Apr 17, Colombo: The Sri Lankan government plans to launch major diplomatic effort against the report of the United Nations’ Panel of Experts handed over last week to the UN Secretary-General Ban Ki-moon.
The report prepared by the three-member panel holds the Sri Lankan government and its security forces as well as the Tamil Tiger Terrorist group, Liberation Tigers of Tamil Eelam (LTTE) responsible for thousands of civilian deaths and massive violations of human rights and humanitarian laws during the final phase of the war against the terrorists that ended in May 2009.
The government rejected the UN report saying that it is ‘flawed and biased’. It said a formal response will be released when the country’s External Affairs Minister Prof. G. L. Peiris returns to the island this week following an overseas tour.
An AFP report said today that President Mahinda Rajapaksa has called for mass protests against UN report to show solidarity for the country’s armed forces.
Reportedly Rajapaksa has asked members of the Sri Lanka Freedom Party (SLFP) to turn the upcoming May Day rally in Colombo into a “show of strength” against the report.
“All these days we did not demonstrate our strength, but now on May Day we will show our strength,” Rajapaksa has said on Saturday. According to AFP, an audio tape of the speech was released by his office.
Several opposition parliamentarians have expressed support to the government’s stance against the UN report.
Moneragala District MP Ranjith Madduma Bandara has said that everyone should think and act as one nation and safeguard the country.
“As citizens of this country it is necessary for us to stand by our countrys pride and our forces if any international intervention is trying to act against it,” he has said.
Matara District MP Buddhika Pathirana has said that Sri Lanka is an independent and sovereign State.
“We hail our pride as an independent state. If any international intervention disregards this we need to stand by our country and our forces,” Pathirana has said.
Meanwhile Defence Secretary Gotabhaya Rajapaksa told the Sunday Times that the government would take the report “seriously” and send teams to friendly countries and other Non-Aligned countries including those in Africa and Latin America to explain why Sri Lanka had no option but to use military force to liquidate the LTTE’s military capabilities.
The UN Chief appointed the Panel last May to investigate allegations of violating humanitarian law by the government security forces and the rebels during the successful military offensive in 2009 that completely eliminated the LTTE from Sri Lanka.

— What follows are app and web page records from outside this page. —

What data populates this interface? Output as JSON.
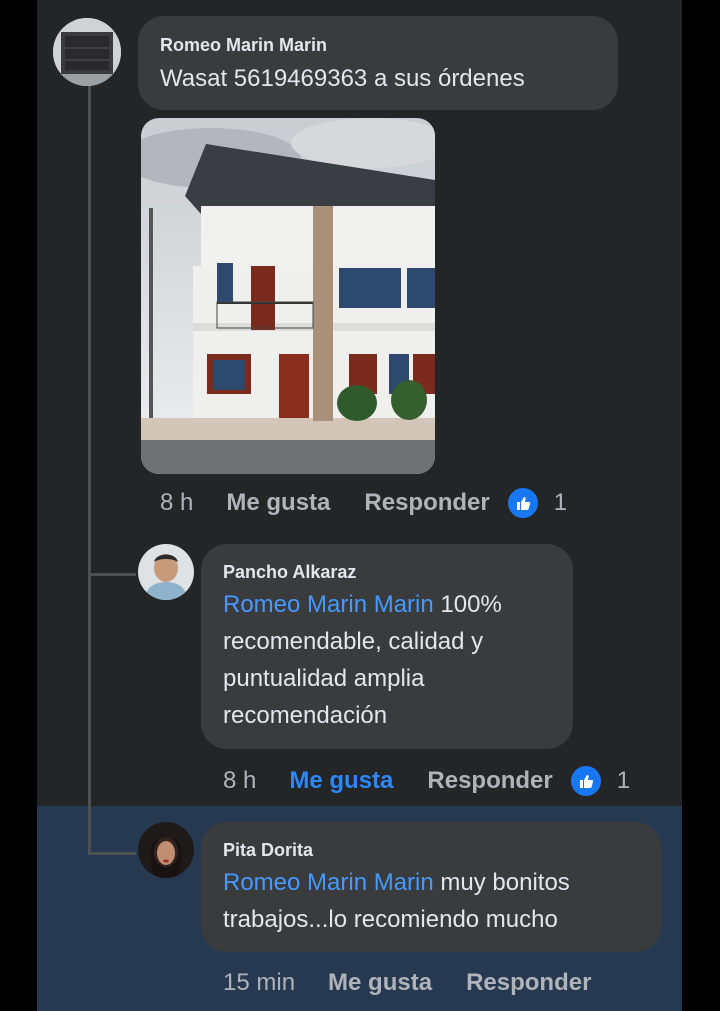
{
  "comments": [
    {
      "author": "Romeo Marin Marin",
      "text": "Wasat 5619469363 a sus órdenes",
      "time": "8 h",
      "like_label": "Me gusta",
      "reply_label": "Responder",
      "reaction_count": "1",
      "liked": false
    },
    {
      "author": "Pancho Alkaraz",
      "mention": "Romeo Marin Marin",
      "text_lines": [
        " 100%",
        "recomendable, calidad y",
        "puntualidad amplia",
        "recomendación"
      ],
      "time": "8 h",
      "like_label": "Me gusta",
      "reply_label": "Responder",
      "reaction_count": "1",
      "liked": true
    },
    {
      "author": "Pita Dorita",
      "mention": "Romeo Marin Marin",
      "text_lines": [
        " muy bonitos",
        "trabajos...lo recomiendo mucho"
      ],
      "time": "15 min",
      "like_label": "Me gusta",
      "reply_label": "Responder",
      "liked": false
    }
  ],
  "colors": {
    "background": "#242526",
    "bubble": "#3a3b3c",
    "highlight": "#263951",
    "mention": "#4599ff",
    "like_blue": "#1877f2"
  },
  "icons": [
    "like-reaction-icon"
  ]
}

The Panel has found credible allegations, “which if proven, indicate that a wide range of serious violations of international humanitarian law and international human rights law were committed both by the Government of Sri Lanka and the LTTE, some of which would amount to war crimes and crimes against humanity.”
The Panel of Experts had recommended the Secretary-General to “immediately proceed to establish an independent international mechanism” that is mandated by several functions defined by the Panel.
President Rajapaksa has said the allegations of war crimes by the Panel were not new but that there were increasing suggestions that those who led the military campaign should be taken before a war crimes tribunal.
“On behalf of the country, if they ask me to sit on the electric chair, I will happily do it,” the President has said.